Is the Aryan Invasion a Myth?

Yaroslav V. Vassilkov yavass at YV1041.SPB.EDU
Sun Nov 29 15:47:25 UTC 1998

H.M.Hubey wrote (Nov.30):

>1. The lower numerals (like 3,4,5) were apparently being developed in
>Middle East/Sumeria around 3,000 BC. (see Denise Schmand-Bessarat, or
>Diakanoff). But then circa 4500 BC a bunch of cattle-herders already
>the integers (in decimal no less) up to a hundred! How is that possible?

        Do you mean that before the Sumerians (Turkic-speaking, of course),
"developed numerals", all other poor devils could not count up to 3, 4, 5?

>2. These people ran over, invaded and sacked half the world on horses
>carts but cart-wheels can't be made without wood or metals, and there is
>no wood or metals in the areas from which the IEans issued because they
>are from the steppes. Why isn't it likely that they got their carts made
>in civilized areas and which had wood, like North of India or north of
>the Caucasus?

        Vedic chariots were made without any metal, there was no single nail
in them.
        There is a lot of wood in the Ukraine or South Ural, for example, and
metallurgy is well known there starting from the IV-III mill. B.C.
        Most intriguing problem is in what particular way these illiterate
IE bums made their orders for imports of car(t)s from the "civilized areas"
in the Near East?

>3....Nomads could not even bake bread the normal way. After the iron age,
>then made flat breads (pita), and these
>flat breads can be found in historical times to be made by nomads, like
>Turkic nomads (pide), Afghan bread, Berber bread etc. Before that the
>way to cook grains was to boil them in water, hence the foods like
>'pirogi' are thought to be from Turkic (burek) and these are the modern
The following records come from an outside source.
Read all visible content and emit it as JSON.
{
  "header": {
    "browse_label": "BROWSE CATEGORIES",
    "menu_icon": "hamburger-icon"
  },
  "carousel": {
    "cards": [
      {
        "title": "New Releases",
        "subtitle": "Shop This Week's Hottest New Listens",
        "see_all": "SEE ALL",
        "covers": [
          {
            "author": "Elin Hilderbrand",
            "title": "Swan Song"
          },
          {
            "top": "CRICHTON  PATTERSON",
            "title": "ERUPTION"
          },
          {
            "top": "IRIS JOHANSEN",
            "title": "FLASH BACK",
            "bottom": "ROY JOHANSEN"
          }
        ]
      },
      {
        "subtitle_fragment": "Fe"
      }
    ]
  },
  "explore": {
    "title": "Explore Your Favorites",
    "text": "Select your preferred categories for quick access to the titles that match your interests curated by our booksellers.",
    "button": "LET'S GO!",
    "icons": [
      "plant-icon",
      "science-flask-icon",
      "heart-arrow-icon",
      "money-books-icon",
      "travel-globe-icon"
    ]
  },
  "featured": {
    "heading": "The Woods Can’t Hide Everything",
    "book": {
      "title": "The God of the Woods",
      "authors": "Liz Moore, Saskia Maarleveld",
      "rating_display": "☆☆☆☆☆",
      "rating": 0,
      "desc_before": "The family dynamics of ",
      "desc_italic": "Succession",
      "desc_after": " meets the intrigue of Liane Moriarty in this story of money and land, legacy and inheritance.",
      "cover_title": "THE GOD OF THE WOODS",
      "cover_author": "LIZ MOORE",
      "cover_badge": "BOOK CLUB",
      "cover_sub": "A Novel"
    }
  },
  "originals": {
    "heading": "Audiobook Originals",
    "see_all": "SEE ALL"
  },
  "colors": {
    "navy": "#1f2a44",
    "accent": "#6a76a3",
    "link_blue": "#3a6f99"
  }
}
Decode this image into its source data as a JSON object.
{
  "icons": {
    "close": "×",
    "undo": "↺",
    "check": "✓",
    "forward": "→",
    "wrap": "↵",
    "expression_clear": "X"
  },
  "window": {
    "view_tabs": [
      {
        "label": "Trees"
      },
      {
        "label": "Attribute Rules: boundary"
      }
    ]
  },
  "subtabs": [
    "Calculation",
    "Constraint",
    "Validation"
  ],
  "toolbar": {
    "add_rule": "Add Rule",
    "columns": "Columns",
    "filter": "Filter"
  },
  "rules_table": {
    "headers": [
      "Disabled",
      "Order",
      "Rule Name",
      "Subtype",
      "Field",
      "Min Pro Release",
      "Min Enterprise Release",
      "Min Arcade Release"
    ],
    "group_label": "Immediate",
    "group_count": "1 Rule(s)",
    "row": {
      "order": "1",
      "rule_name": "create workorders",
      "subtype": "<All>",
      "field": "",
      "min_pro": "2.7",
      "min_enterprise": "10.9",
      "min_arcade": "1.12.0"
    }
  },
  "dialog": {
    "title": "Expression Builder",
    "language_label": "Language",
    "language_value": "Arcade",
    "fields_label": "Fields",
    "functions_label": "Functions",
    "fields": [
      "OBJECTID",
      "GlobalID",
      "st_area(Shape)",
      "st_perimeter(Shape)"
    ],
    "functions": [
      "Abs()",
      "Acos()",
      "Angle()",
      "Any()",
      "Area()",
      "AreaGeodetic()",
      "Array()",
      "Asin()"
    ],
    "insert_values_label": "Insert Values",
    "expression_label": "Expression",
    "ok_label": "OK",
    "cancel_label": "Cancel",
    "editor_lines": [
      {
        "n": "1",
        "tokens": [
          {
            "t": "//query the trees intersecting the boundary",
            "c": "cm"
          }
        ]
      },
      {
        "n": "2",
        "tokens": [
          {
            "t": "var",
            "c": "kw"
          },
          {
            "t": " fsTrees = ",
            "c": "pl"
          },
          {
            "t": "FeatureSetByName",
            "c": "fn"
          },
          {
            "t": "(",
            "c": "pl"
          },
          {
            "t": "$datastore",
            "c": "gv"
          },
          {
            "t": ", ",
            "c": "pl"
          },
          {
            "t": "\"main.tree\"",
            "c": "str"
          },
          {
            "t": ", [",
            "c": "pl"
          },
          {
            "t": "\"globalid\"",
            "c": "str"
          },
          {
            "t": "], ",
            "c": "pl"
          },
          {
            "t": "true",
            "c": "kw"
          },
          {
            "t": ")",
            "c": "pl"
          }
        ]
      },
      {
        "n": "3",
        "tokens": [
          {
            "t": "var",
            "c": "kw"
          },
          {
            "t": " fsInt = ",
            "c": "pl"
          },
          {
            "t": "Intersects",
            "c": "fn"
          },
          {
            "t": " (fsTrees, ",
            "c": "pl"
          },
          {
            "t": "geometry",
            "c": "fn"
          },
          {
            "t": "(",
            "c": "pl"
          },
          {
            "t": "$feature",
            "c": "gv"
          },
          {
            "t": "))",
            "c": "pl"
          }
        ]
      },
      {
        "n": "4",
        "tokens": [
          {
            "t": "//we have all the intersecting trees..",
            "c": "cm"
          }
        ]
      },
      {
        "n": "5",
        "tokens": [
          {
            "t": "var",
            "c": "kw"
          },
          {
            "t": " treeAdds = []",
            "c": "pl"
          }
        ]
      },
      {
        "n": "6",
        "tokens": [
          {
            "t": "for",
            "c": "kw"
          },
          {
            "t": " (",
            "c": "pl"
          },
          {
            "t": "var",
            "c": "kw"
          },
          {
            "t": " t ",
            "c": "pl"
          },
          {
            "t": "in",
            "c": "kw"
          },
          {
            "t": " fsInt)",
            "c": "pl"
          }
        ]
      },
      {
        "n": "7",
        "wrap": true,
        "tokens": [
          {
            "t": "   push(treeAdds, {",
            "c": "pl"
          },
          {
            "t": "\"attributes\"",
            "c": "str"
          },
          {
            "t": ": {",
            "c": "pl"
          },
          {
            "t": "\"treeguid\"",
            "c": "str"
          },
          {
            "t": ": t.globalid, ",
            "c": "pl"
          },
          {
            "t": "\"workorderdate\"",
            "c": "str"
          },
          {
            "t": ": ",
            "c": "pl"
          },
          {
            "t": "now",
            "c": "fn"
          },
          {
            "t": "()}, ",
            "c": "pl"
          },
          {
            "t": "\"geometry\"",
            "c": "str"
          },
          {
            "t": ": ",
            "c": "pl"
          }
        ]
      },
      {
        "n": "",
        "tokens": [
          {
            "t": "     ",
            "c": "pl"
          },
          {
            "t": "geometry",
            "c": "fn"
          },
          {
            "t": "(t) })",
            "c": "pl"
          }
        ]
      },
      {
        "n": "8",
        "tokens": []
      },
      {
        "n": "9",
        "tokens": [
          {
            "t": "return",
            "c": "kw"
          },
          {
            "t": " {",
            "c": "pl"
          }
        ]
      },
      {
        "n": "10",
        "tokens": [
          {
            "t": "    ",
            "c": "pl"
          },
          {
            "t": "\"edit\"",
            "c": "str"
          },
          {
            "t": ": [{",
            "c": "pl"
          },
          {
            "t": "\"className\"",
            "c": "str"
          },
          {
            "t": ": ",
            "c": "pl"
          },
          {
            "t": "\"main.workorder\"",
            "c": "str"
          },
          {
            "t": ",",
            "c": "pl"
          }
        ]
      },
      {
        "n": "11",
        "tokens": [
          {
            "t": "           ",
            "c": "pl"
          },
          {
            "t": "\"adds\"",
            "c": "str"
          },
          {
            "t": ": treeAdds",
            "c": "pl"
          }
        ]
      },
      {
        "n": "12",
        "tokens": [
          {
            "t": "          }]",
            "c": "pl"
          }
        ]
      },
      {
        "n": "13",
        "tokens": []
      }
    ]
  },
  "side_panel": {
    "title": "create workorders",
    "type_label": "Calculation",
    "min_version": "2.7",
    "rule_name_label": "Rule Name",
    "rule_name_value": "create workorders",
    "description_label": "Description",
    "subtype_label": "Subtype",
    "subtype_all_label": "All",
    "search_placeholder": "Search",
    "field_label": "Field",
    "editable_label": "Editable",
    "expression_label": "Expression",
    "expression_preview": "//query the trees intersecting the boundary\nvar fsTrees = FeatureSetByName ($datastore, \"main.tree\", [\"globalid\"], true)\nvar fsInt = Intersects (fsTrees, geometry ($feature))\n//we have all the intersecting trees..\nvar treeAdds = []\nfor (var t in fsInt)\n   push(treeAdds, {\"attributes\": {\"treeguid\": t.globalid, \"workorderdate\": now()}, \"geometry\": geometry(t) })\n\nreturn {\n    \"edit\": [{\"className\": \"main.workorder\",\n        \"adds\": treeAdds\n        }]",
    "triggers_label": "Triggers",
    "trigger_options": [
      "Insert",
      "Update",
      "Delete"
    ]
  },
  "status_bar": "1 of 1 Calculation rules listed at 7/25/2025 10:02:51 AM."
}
        Polish "pierogi" - Plural, "pierog" - Sing., Russian "pirog",
Ukranian "pirig" go back to common Slavic word *pyro- meaning "ritual
wheat bread" (there is also some connection with *pir "ritual feast").
Cf. Greek "pyros" "wheat", Lith. "purai", eventually common IE *pU-ro-
(Pokorny I, 850). There is no possibility of its connection with "burek"
or any other Turkic word. The link with Chuvash "pyrek", Chagat. "burek",
suggested by Ramstedt and Rasanen was rejected nany decades ago by all

        In the same way anything else in this posting has no foundation
in facts and is not even "intuitive", but simply a product of absolutely
unbridled imagination.

                       Best regards,
                                        Yaroslav Vassilkov


volcanic eruption like Thera/Santorini?

The biggest problem is that there seems to be no way to date metals.
knows where the bronze, iron items came from. Nobody even seems to want
know. At least I am not aware of anyone who has done any thorough
There is more to metals then what "style" they look like. They probably
different amounts of impurities in them, and may even contain hints of
different smelting and working techniques. Unfortunately some of these
tests are destructive. Maybe archaeologists and museums will learn
to part with small bits of metal objects to further the goal of science
to learn to polish them and keep them sparkling for visitors. Even the
amount of
oxidation may be important in attempting to date their manufacture date
my guess is that the only thing archaeologists think about is getting
polished and cleaned as soon as possible and then look at the drawings
on them
so they can label them Greek, Latin, Scythian etc.

Best Regards,
hubeyh at =-=-=-=
The information transmitted is intended only for the person or entity
to which it is addressed and may contain confidential and/or privileged
material.  Any review, retransmission, dissemination or other use of,
or taking of any action in reliance upon, this information by persons
or entities other than the intended recipient is prohibited. If you
received this in error, please contact the sender and delete the
material  from any computer.

More information about the INDOLOGY mailing list